After the Senate’s latest health care plan failed, Trump and the GOP are now rooting for a full repeal of the ACA as soon as next week. Trump has said he wants to repeal the ACA as quickly as possible and the Senate shouldn’t go into their August recess without putting a repeal bill on his desk. What we don’t know is how Senator Tillis will vote on the full repeal of the ACA next Tuesday that has the potential to leave 32 million Americans without health coverage.
Still, it seems improbable that the White House lunch will change the calculus in the Senate, where McConnell has failed repeatedly to come up with a bill that can satisfy both conservatives and moderates in his party. Two different versions of repeal-and-replace legislation fell short of votes before coming to the floor, pushing McConnell to announce Monday night that he would retreat to a repeal-only bill that had passed Congress when Obama was in office.

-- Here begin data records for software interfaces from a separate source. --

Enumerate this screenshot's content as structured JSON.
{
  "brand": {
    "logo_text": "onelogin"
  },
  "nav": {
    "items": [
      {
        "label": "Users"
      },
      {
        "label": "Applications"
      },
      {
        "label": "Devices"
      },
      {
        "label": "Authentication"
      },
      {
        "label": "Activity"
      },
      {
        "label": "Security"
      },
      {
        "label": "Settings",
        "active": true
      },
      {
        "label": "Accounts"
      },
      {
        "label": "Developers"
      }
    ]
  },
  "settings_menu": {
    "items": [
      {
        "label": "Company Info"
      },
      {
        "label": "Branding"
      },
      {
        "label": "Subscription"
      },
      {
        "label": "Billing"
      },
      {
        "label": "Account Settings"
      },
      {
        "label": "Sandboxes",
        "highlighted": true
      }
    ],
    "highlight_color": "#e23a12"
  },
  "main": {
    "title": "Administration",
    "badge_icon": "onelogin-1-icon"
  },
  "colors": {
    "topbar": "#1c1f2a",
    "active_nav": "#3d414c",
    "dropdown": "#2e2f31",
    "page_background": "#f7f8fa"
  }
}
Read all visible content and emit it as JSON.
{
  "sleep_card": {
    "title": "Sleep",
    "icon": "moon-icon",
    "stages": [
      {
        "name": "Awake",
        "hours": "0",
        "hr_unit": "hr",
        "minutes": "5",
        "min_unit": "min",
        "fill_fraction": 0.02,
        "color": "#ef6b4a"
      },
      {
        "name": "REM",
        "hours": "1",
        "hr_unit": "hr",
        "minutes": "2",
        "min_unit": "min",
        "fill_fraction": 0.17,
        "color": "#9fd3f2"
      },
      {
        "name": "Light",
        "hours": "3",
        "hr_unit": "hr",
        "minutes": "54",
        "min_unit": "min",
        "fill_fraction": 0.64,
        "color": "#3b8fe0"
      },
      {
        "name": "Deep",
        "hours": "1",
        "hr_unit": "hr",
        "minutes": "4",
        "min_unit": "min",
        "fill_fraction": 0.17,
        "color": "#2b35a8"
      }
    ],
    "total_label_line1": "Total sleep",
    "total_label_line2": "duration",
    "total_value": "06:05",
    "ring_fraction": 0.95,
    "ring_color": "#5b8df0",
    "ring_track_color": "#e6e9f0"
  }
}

Yet almost as soon as that plan was unveiled it too was killed off as three GOP senators, one more than McConnell can afford to lose in the narrowly divided Senate, announced opposition.
Complicating matters further, in his comments at the White House lunch Trump was back to supporting repeal and replace legislation, not just repeal.
“We have no choice, we have to repeal and replace Obamacare,” Trump said. “We can repeal it but the best is repeal and replace.”
Notwithstanding the mixed messages, what was clear Wednesday was that after promising for seven years to repeal and replace “Obamacare” — and using the issue to obtain majorities in Congress and the White House — many Republican senators are reluctant to abandon the effort, even as some acknowledge it would take a dramatic intervention to change the outcome.
“Know anybody who can work miracles?” said GOP Sen. Pat Roberts of Kansas ahead of the White House lunch.
As Chuck Grassley of Iowa got on board the bus that would ferry senators to the Trump lunch, he tweeted: “I’m eager to replace Obamacare and I’m the first one on the bus to the Whitehouse to find the magic to get to ‘yes.'”
The three senators who are publicly opposed to moving forward on the repeal-only bill are Sens. Susan Collins of Maine, Lisa Murkowski of Alaska and Shelley Moore Capito of West Virginia.